Olam's rights issue will comprise of $750 million in bonds with a five-year maturity and a cash coupon rate of 6.75 per cent, and 387.4 million free detachable warrants worth up to US$500 million. The bonds will be priced at 95 percent of the principal amount.

The proceeds of the rights issue, which will be underwritten by Credit Suisse, DBS, HSBC and JP Morgan, will be used to repay debts and to fund working capital until early 2014.

Block confirmed his firm is "absolutely" shorting Olam stock, or making bets that the security will fall. He declined to disclose how large this position was.

Olam's Debt Offering a Victory for Muddy Waters: Block

Olam's characterization of its debt levels was "somewhat disingenuous," Block argues. Key metrics including debt to EBITDA, a measure of a company's ability to pay off its incurred debt, stands at "9.3 times…which is very, very high."

Criticisms about Olam were first voiced by Block at an investor conference in London last month and led to a sharp fall in Olam shares. Olam has denied the allegations, saying they are "without basis" and started legal proceedings against Muddy Waters in Singapore.

In an interview with CNBC last week, Olam CEO Sunny Verghese said the company's banks continue to extend credit to the firm.

Not all investors share Block's concerns.

"While no business is without risks, we remain comfortable with Olam's credit position and longer term prospects, and are pleased to have another opportunity to invest in the company, alongside other shareholders," said David Heng, Senior Managing Director, Investments at key stakeholder Temasek.

Adding a caveat that he was speculating "a little bit," Block said it was Olam's lenders who proposed the fund-raising plan to Temasek, Olam's second-largest shareholder, because the banks were "uncomfortable" with the company's borrowing levels and escalating interest payments.

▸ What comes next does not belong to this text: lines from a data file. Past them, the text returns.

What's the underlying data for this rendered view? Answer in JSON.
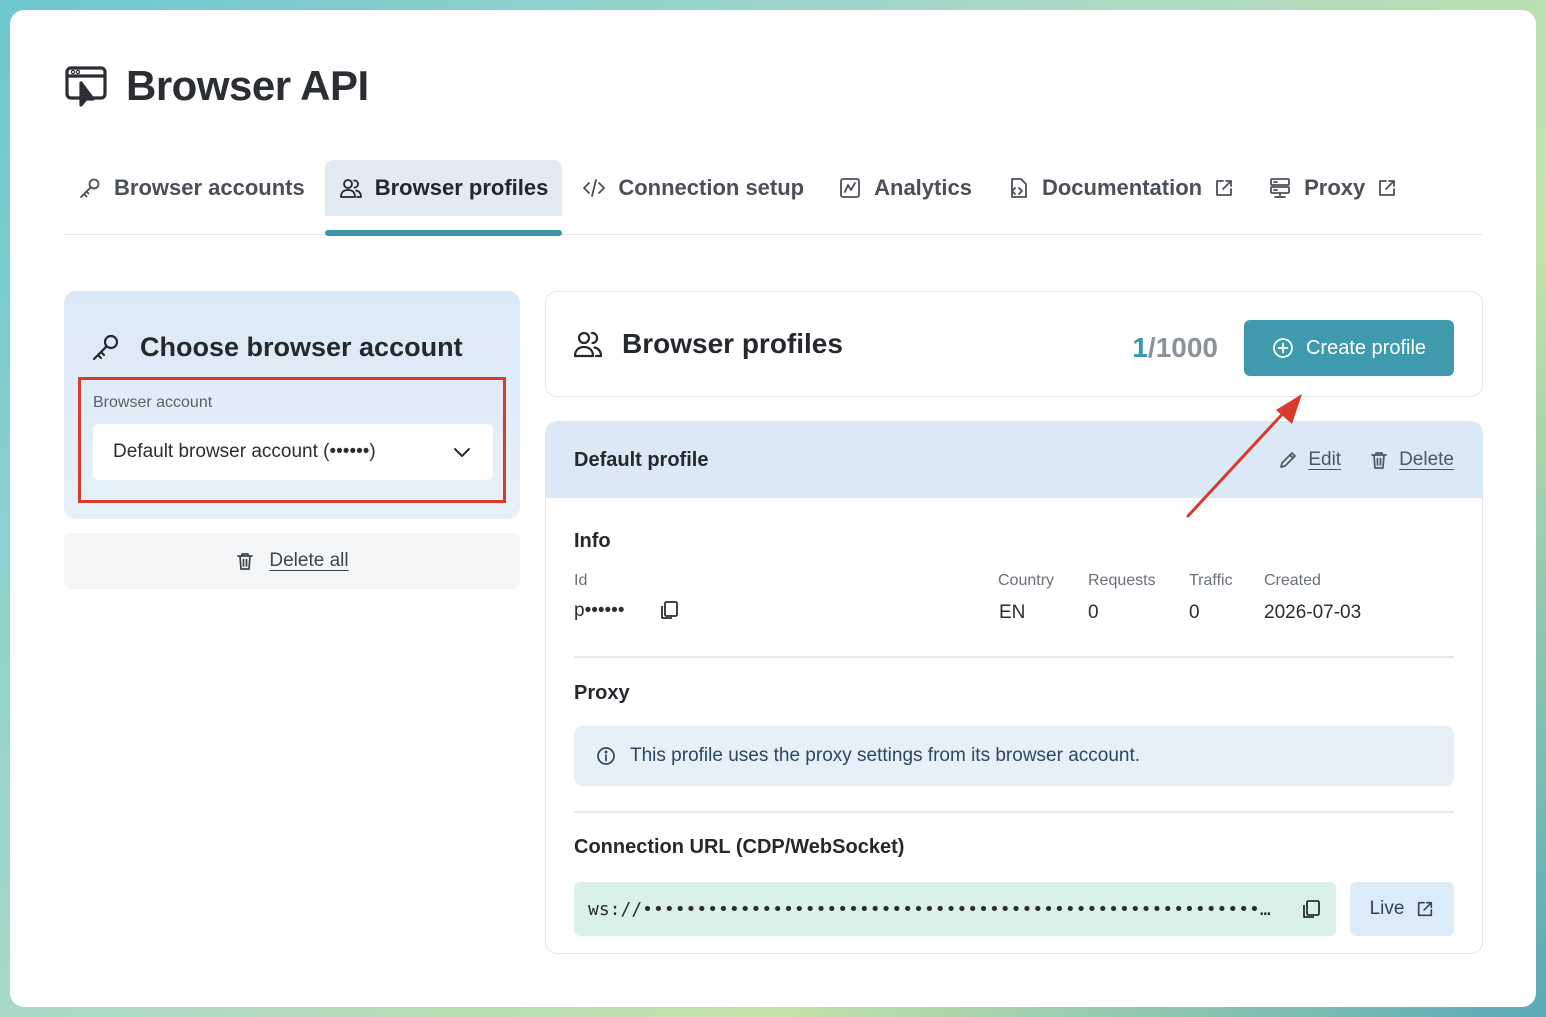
{
  "app": {
    "title": "Browser API",
    "logo_icon": "browser-cursor-icon"
  },
  "tabs": [
    {
      "label": "Browser accounts",
      "icon": "key-icon",
      "active": false,
      "external": false
    },
    {
      "label": "Browser profiles",
      "icon": "users-icon",
      "active": true,
      "external": false
    },
    {
      "label": "Connection setup",
      "icon": "code-icon",
      "active": false,
      "external": false
    },
    {
      "label": "Analytics",
      "icon": "chart-icon",
      "active": false,
      "external": false
    },
    {
      "label": "Documentation",
      "icon": "docs-icon",
      "active": false,
      "external": true
    },
    {
      "label": "Proxy",
      "icon": "server-icon",
      "active": false,
      "external": true
    }
  ],
  "account_panel": {
    "title": "Choose browser account",
    "field_label": "Browser account",
    "selected_account": "Default browser account (••••••)",
    "delete_all_label": "Delete all"
  },
  "profiles_panel": {
    "title": "Browser profiles",
    "count_used": "1",
    "count_total": "/1000",
    "create_label": "Create profile"
  },
  "profile": {
    "name": "Default profile",
    "edit_label": "Edit",
    "delete_label": "Delete",
    "info_title": "Info",
    "id_label": "Id",
    "id_value": "p••••••",
    "country_label": "Country",
    "country_value": "EN",
    "requests_label": "Requests",
    "requests_value": "0",
    "traffic_label": "Traffic",
    "traffic_value": "0",
    "created_label": "Created",
    "created_value": "2026-07-03",
    "proxy_title": "Proxy",
    "proxy_note": "This profile uses the proxy settings from its browser account.",
    "connection_title": "Connection URL (CDP/WebSocket)",
    "connection_url": "ws://•••••••••••••••••••••••••••••••••••••••••••••••••••••••••…",
    "live_label": "Live"
  },
  "colors": {
    "accent": "#3f9aae",
    "highlight_box": "#d63b2b",
    "panel_blue": "#dbe9f7",
    "url_bg": "#daf1ea"
  }
}
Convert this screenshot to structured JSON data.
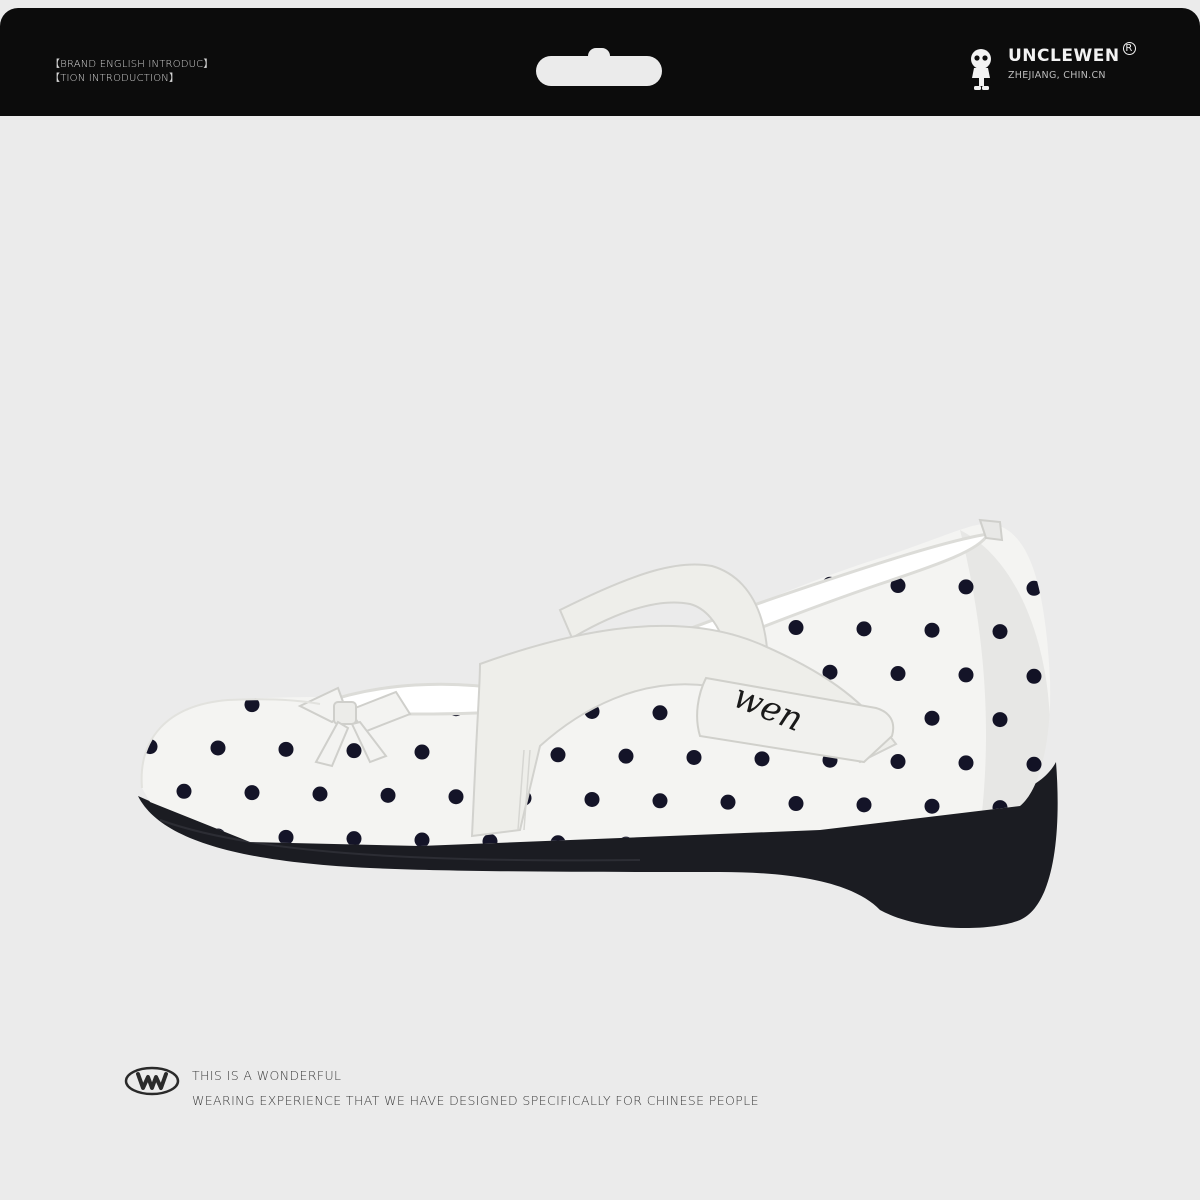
{
  "header": {
    "intro_line_1": "【BRAND ENGLISH INTRODUC】",
    "intro_line_2": "【TION INTRODUCTION】",
    "brand_name": "UNCLEWEN",
    "brand_registered": "R",
    "brand_location": "ZHEJIANG, CHIN.CN"
  },
  "product": {
    "strap_logo_text": "wen",
    "colors": {
      "upper": "#f4f4f2",
      "dots": "#141428",
      "sole": "#1b1c22",
      "strap": "#eeeeea"
    }
  },
  "footer": {
    "line_1": "THIS IS A WONDERFUL",
    "line_2": "WEARING EXPERIENCE THAT WE HAVE DESIGNED SPECIFICALLY FOR CHINESE PEOPLE",
    "logo_icon": "w-circle-logo"
  },
  "colors": {
    "background": "#ebebeb",
    "header_bar": "#0c0c0c"
  }
}
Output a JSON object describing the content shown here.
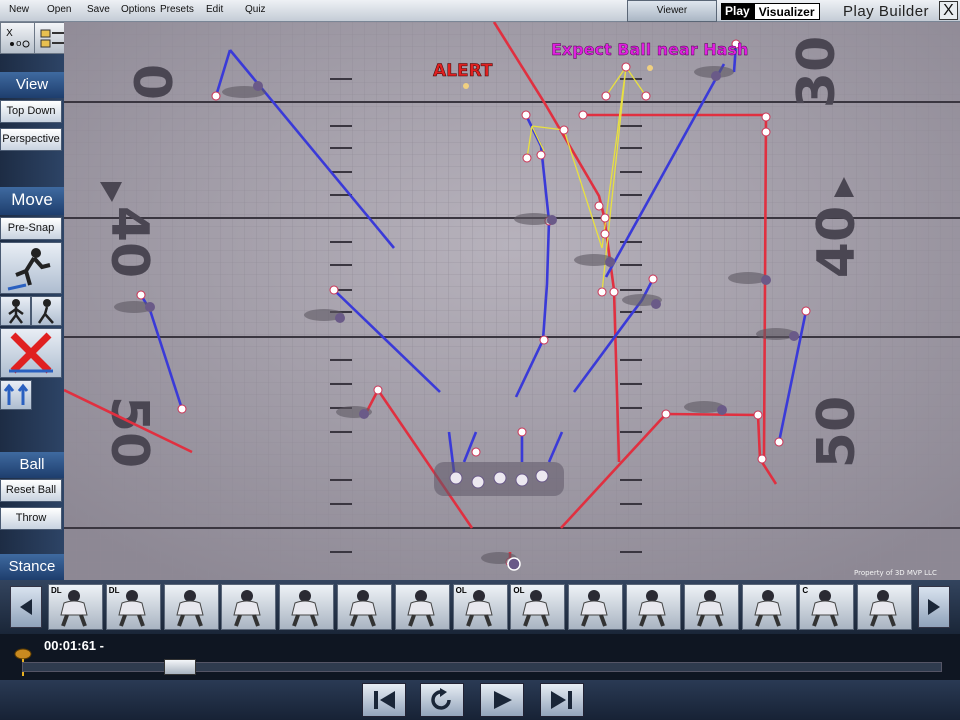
{
  "menu": {
    "items": [
      "New",
      "Open",
      "Save",
      "Options",
      "Presets",
      "Edit",
      "Quiz"
    ],
    "viewer_label": "Viewer",
    "brand_a": "Play",
    "brand_b": "Visualizer",
    "title": "Play  Builder",
    "close": "X"
  },
  "sidebar": {
    "view_head": "View",
    "top_down": "Top Down",
    "perspective": "Perspective",
    "move_head": "Move",
    "pre_snap": "Pre-Snap",
    "ball_head": "Ball",
    "reset_ball": "Reset  Ball",
    "throw": "Throw",
    "stance_head": "Stance"
  },
  "field": {
    "alert": "ALERT",
    "expect": "Expect Ball near Hash",
    "yard_left": [
      "0",
      "40",
      "50"
    ],
    "yard_right": [
      "30",
      "40",
      "50"
    ],
    "property": "Property  of  3D  MVP  LLC",
    "colors": {
      "route_blue": "#3a3ad8",
      "route_red": "#e03040",
      "read_yellow": "#e8e040",
      "alert_red": "#e02020",
      "expect_magenta": "#e020e0"
    }
  },
  "strip": {
    "labels": [
      "DL",
      "DL",
      "",
      "",
      "",
      "",
      "",
      "OL",
      "OL",
      "",
      "",
      "",
      "",
      "C",
      ""
    ]
  },
  "timeline": {
    "time": "00:01:61 -",
    "progress": 0.16
  }
}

The rights issue was therefore "not a vote of confidence," he said. "Temasek had to choose between bad to worse."